I admired him then, and all through his 15-years of pro wandering with the Denver Nuggets, Atlanta Hawks, Philadelphia 76ers, New Jersey Nets, New York Knicks, and for the last two years with Houston.

Although his glory days as the best defensive player and shot blocker in the NBA are past, I have more unlimited deep respect for him now than ever before.

Alonzo Mourning once described Mutombo as "full of the joy of life," and that is the impression I have always had of him. When you are 7 feet 2 and weigh 265, you can possess a huge smile, and Mutombo’s lights up everything he does or says. The smile spreads joy, and so does the man.

Professional athletes in this country can make obscene amounts of money, and Mutombo is one who did. He had a four-year, $68 million contract with the Nets, and he spent much of it, not in the usual pro format of expensive jewelry and cars and homes, but on projects for mankind, most recently a state-of-the-art hospital in his native Congo, for the impoverished there who cannot afford medical care.

When Mutombo was a boy, he wanted to be a doctor.

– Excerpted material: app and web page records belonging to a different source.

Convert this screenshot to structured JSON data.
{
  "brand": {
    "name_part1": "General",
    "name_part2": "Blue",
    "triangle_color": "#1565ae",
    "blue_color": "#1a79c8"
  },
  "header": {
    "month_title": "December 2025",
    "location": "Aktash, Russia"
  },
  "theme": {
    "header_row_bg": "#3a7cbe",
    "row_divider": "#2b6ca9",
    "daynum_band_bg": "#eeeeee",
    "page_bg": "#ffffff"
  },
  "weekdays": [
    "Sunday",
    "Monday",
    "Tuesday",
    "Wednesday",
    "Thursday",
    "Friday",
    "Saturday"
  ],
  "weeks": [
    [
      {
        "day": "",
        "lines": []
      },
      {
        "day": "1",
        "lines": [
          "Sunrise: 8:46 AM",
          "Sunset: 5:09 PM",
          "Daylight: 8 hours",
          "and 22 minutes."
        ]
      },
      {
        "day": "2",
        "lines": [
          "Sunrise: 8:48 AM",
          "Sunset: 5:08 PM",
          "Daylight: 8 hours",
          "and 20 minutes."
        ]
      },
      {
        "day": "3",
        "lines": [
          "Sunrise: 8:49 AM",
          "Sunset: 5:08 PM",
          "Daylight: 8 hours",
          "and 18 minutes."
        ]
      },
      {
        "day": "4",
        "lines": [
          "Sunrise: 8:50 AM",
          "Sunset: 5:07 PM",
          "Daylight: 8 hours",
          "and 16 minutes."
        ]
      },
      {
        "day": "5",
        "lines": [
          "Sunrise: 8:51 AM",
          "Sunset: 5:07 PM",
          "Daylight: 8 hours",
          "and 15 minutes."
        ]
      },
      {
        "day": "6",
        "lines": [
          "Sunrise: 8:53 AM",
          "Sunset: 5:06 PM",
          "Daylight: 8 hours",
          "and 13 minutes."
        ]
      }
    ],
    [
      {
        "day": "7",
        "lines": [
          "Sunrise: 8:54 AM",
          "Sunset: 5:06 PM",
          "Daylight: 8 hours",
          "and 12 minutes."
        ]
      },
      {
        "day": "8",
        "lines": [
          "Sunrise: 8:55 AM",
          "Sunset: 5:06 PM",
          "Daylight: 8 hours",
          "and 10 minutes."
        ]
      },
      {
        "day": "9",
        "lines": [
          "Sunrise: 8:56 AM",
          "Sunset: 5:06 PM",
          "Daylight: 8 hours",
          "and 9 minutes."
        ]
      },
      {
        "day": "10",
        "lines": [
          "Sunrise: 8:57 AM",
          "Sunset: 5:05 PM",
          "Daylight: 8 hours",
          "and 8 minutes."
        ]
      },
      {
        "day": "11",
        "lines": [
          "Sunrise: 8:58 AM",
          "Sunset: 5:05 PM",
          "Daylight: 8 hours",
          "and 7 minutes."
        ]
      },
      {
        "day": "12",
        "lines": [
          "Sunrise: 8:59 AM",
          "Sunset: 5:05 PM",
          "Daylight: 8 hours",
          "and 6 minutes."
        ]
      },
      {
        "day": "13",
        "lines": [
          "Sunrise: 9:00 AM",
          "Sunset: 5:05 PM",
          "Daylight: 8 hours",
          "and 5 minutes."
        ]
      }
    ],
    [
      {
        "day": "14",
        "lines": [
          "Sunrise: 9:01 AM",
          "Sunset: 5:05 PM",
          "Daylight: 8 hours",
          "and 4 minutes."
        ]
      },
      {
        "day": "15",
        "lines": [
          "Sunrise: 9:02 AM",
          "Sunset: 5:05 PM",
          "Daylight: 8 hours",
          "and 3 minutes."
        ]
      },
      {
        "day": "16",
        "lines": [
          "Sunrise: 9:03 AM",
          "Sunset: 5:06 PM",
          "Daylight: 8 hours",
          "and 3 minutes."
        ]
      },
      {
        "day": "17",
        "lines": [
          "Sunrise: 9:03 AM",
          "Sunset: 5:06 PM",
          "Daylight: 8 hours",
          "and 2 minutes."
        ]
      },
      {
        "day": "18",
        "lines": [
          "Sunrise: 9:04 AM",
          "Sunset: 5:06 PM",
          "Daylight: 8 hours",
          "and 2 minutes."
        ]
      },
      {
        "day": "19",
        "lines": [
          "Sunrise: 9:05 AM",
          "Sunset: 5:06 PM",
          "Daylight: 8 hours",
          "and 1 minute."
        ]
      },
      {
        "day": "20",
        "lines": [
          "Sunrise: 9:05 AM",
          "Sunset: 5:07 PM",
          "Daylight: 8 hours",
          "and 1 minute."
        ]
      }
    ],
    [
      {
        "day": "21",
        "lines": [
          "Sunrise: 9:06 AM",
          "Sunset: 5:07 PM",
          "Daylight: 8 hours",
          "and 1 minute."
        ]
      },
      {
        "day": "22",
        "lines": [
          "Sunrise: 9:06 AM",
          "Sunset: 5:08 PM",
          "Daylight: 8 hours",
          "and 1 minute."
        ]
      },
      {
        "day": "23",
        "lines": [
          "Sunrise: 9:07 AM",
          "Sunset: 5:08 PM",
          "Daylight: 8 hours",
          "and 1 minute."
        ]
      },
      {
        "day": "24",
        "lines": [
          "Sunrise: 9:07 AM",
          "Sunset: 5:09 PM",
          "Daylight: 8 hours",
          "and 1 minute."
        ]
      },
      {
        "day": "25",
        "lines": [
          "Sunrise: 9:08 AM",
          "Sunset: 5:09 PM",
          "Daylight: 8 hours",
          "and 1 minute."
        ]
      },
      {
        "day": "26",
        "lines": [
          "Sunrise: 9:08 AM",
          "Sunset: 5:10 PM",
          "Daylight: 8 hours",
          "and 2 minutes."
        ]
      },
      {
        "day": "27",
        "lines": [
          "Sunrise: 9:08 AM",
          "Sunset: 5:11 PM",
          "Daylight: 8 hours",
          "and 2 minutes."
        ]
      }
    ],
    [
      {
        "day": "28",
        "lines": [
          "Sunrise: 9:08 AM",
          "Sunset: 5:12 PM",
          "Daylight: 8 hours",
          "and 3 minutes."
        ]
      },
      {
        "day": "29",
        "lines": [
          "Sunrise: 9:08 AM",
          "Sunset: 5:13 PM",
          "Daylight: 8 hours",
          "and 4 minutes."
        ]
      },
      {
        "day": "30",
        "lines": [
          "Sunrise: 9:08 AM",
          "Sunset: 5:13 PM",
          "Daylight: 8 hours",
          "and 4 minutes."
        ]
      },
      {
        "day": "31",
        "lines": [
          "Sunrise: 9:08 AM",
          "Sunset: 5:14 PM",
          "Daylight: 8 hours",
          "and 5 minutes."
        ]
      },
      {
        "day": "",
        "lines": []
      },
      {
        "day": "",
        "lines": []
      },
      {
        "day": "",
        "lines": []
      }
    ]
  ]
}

He picked Georgetown with that in mind, and because he had an uncle who was a doctor in Washington. His father was a teacher, and in a story in the European edition of Time three years ago, writer Jeff Chu pointed out that Mutombo needed only six and one-half seconds on the court at the time to earn the $450 that his father used to make in a year.

When two of his brothers died, he and his wife adopted their four children, to keep their own three company.

He provided equipment and funding for the Congo’s national women’s basketball team to enable them to play in the 1996 Olympics in Atlanta.

He supported the Global Polio Eradication Initiative, something he was in a unique position to do, since he speaks nine languages.

And then, after his mother died, he set out to build a national monument to her memory. It was due to open September 2, but violence in the Congo may delay that a bit. It is named the Biamba Marie Mutombo Research and Teaching Hospital, and $15 million of his own money, and a lot more that he has raised in the last decade through his persuasive personality, has been poured into it. It will be a hospital for a nation, and all in it.

You don’t just like a man like that. You admire and respect him as one of the great men and athletes of our age.